Instructions for the task — Word for word, reproduce each entry.

Exercise input —
● ● ●

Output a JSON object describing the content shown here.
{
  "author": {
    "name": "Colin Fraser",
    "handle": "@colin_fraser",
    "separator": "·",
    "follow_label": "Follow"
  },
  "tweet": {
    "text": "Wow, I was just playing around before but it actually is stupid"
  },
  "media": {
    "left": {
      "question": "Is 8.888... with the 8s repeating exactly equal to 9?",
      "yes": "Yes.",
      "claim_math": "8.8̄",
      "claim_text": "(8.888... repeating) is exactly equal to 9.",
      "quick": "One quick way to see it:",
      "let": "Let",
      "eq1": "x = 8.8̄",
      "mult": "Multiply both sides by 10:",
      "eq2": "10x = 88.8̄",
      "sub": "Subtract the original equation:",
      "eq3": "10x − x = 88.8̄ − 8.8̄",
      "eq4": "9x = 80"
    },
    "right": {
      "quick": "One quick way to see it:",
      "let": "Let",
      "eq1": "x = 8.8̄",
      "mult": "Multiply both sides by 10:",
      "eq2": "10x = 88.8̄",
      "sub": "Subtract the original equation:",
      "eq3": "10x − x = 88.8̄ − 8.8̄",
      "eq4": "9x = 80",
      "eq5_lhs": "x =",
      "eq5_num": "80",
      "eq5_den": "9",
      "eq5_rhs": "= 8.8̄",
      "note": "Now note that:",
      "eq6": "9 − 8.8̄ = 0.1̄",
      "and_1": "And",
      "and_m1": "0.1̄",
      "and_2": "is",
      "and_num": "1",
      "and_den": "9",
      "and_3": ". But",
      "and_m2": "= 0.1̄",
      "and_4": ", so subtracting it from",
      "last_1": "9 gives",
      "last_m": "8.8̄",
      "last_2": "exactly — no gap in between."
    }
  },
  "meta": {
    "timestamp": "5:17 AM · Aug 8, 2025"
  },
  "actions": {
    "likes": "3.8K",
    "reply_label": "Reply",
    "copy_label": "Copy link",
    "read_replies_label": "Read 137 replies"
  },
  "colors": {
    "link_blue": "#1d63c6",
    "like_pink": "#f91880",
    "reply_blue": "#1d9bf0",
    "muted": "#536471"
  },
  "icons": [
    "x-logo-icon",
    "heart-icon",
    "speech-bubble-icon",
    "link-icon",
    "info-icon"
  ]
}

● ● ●

Written solution —
Output a JSON object describing the content shown here.
{
  "author": {
    "name": "Colin Fraser",
    "handle": "@colin_fraser",
    "separator": "·",
    "follow_label": "Follow"
  },
  "tweet": {
    "text": "Wow, I was just playing around before but it actually is stupid"
  },
  "media": {
    "left": {
      "question": "Is 8.888... with the 8s repeating exactly equal to 9?",
      "yes": "Yes.",
      "claim_math": "8.8̄",
      "claim_text": "(8.888... repeating) is exactly equal to 9.",
      "quick": "One quick way to see it:",
      "let": "Let",
      "eq1": "x = 8.8̄",
      "mult": "Multiply both sides by 10:",
      "eq2": "10x = 88.8̄",
      "sub": "Subtract the original equation:",
      "eq3": "10x − x = 88.8̄ − 8.8̄",
      "eq4": "9x = 80"
    },
    "right": {
      "quick": "One quick way to see it:",
      "let": "Let",
      "eq1": "x = 8.8̄",
      "mult": "Multiply both sides by 10:",
      "eq2": "10x = 88.8̄",
      "sub": "Subtract the original equation:",
      "eq3": "10x − x = 88.8̄ − 8.8̄",
      "eq4": "9x = 80",
      "eq5_lhs": "x =",
      "eq5_num": "80",
      "eq5_den": "9",
      "eq5_rhs": "= 8.8̄",
      "note": "Now note that:",
      "eq6": "9 − 8.8̄ = 0.1̄",
      "and_1": "And",
      "and_m1": "0.1̄",
      "and_2": "is",
      "and_num": "1",
      "and_den": "9",
      "and_3": ". But",
      "and_m2": "= 0.1̄",
      "and_4": ", so subtracting it from",
      "last_1": "9 gives",
      "last_m": "8.8̄",
      "last_2": "exactly — no gap in between."
    }
  },
  "meta": {
    "timestamp": "5:17 AM · Aug 8, 2025"
  },
  "actions": {
    "likes": "3.8K",
    "reply_label": "Reply",
    "copy_label": "Copy link",
    "read_replies_label": "Read 137 replies"
  },
  "colors": {
    "link_blue": "#1d63c6",
    "like_pink": "#f91880",
    "reply_blue": "#1d9bf0",
    "muted": "#536471"
  },
  "icons": [
    "x-logo-icon",
    "heart-icon",
    "speech-bubble-icon",
    "link-icon",
    "info-icon"
  ]
}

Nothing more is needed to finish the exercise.